AI has the potential to increase efficiency while reducing costs so it appeals to businesses and organisations. But how do they go about convincing their customers, users and community that it can be trusted?
The biggest issue that companies face is trust, not only in the AI, but in the data that companies are using to create algorithms. Crucially, the data required to make AI useful is often personal, and many people are concerned that their data will be used in the wrong way.
Many of our clients are at the forefront of the AI revolution and it is our job as a communications agency to enable clear understanding of Artificial Intelligence. Here are four pieces of advice that we would give companies that are innovating with AI, but are facing issues of trust along the way.
1. Prove that you are using tech for good
Businesses need to be seen as creating and developing technology that is being used for good in the world. Consumers understand that companies are trying to make money, but the development and sale of new tech should carry a clear message about how people will benefit from it. This could be anything from efficiency and saving time to more accurate diagnosis of health issues, but the human value angle should be the top priority for businesses when communicating their message.
2. Transparent usage of people’s data
In the aftermath of the Facebook and Cambridge Analytica scandal and with the introduction of GDPR earlier this year, personal data is high on people’s agenda. Consumers need to be confident in companies and their partners, and trust that they are not going to exploit their data, but are going to use it to enhance the AI products and research they are working on.
3. Be accountable for your actions
This relates to transparency about use of personal data, but is also linked to the criminal potential that the development of Artificial Intelligence can create.
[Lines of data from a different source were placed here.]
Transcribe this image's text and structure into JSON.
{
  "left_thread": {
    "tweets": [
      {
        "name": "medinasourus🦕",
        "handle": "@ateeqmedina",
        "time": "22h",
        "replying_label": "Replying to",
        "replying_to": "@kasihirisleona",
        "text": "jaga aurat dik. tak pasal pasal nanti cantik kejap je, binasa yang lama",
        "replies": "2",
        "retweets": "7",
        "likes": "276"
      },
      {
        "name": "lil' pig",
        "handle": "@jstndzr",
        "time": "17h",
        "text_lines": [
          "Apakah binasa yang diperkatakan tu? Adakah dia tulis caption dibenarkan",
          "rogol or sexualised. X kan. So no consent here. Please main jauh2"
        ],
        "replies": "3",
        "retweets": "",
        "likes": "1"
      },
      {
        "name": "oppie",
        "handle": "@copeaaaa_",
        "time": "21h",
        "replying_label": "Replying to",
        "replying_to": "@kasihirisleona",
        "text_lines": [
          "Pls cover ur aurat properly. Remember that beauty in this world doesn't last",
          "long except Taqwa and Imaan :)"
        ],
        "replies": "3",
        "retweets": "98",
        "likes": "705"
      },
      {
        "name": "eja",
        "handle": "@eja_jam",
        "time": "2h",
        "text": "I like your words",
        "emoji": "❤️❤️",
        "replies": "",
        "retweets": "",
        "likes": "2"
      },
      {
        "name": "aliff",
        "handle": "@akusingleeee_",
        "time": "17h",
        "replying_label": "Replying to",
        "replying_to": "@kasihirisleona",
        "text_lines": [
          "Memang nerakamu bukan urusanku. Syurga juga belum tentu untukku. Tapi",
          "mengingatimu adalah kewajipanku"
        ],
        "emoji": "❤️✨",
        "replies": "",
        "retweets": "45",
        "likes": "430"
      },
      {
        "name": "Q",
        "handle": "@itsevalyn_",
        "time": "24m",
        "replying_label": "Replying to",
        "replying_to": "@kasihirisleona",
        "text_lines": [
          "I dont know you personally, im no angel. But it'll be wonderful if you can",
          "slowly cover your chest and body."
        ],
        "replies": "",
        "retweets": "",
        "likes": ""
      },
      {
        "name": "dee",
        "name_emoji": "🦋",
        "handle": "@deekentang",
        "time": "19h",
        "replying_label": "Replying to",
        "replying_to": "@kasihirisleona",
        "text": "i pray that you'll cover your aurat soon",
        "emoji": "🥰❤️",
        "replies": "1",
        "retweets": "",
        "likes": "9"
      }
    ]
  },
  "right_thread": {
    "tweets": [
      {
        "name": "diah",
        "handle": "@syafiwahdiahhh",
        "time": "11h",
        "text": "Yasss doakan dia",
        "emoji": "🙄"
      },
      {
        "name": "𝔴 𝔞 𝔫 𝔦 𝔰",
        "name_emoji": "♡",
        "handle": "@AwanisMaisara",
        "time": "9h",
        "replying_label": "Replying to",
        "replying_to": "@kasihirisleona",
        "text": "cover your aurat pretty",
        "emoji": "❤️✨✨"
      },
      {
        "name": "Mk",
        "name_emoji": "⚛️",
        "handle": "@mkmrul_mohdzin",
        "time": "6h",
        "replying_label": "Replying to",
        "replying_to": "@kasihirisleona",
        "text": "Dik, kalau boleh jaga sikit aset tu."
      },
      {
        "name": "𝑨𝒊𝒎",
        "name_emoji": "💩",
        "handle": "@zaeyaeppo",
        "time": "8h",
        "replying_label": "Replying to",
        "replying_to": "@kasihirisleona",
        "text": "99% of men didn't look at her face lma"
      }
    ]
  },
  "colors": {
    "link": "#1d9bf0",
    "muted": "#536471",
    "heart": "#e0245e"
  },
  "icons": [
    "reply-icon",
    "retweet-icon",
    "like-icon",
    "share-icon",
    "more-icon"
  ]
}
Companies and businesses need to be accountable for the technology and algorithms they are releasing onto the market and find some way of tracking them to ensure that they are not used for illegal activity.
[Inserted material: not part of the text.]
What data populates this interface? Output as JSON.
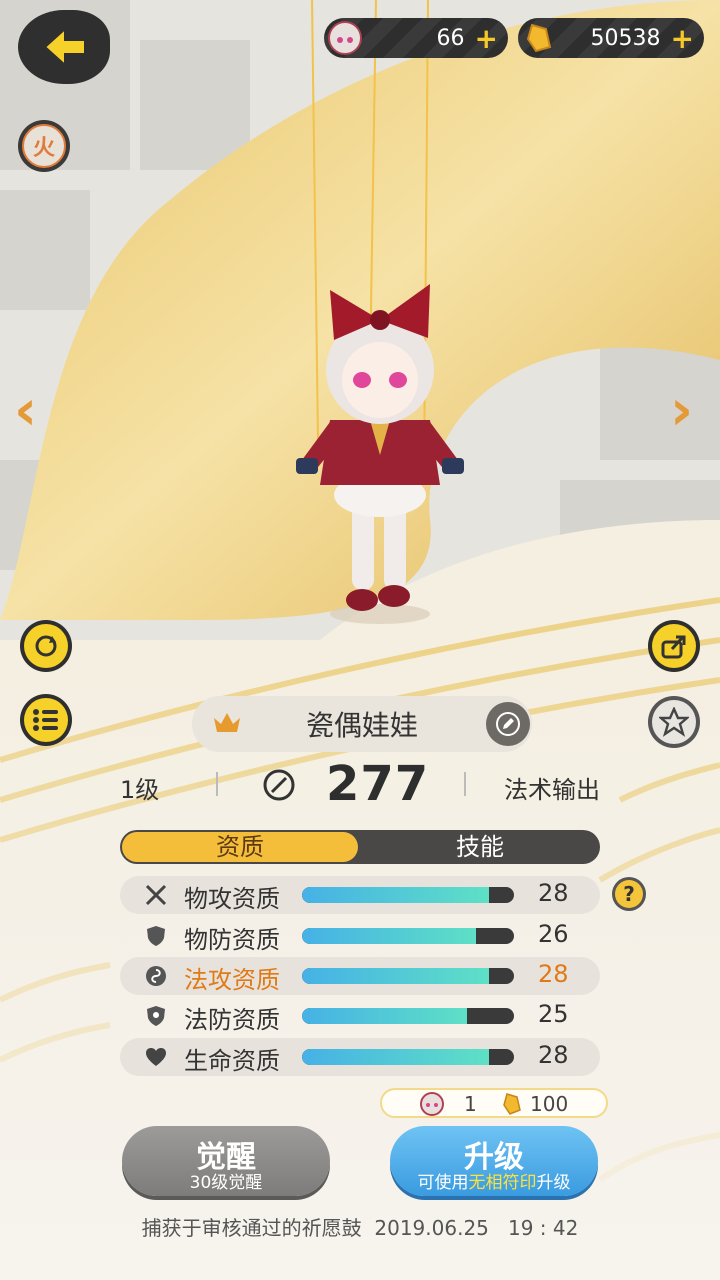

4. Educate people on the potential of AI
Even with the volume of AI success stories in the news everyday, a prevalent perception of AI is that is it is going to take all our jobs and gradually replace human contact with robots. This is not the case. Oxford University conducted research five years ago, which is still relevant today, that shows the low risk that AI has on jobs. Consumers need to be educated about the potential of AI to enhance services in many cases.
For consumers and the wider general public to trust companies that are using AI, they need to understand Artificial Intelligence in the wider world – what it is and how we can benefit from it. Reports of data misuse are quick to hit the press, but if companies adopt transparency, and introduce robust standards and principles, technology will be able to flourish. People are beginning to accept AI into their homes, but trust is crucial for them to be prepared to accept it into other areas of their lives.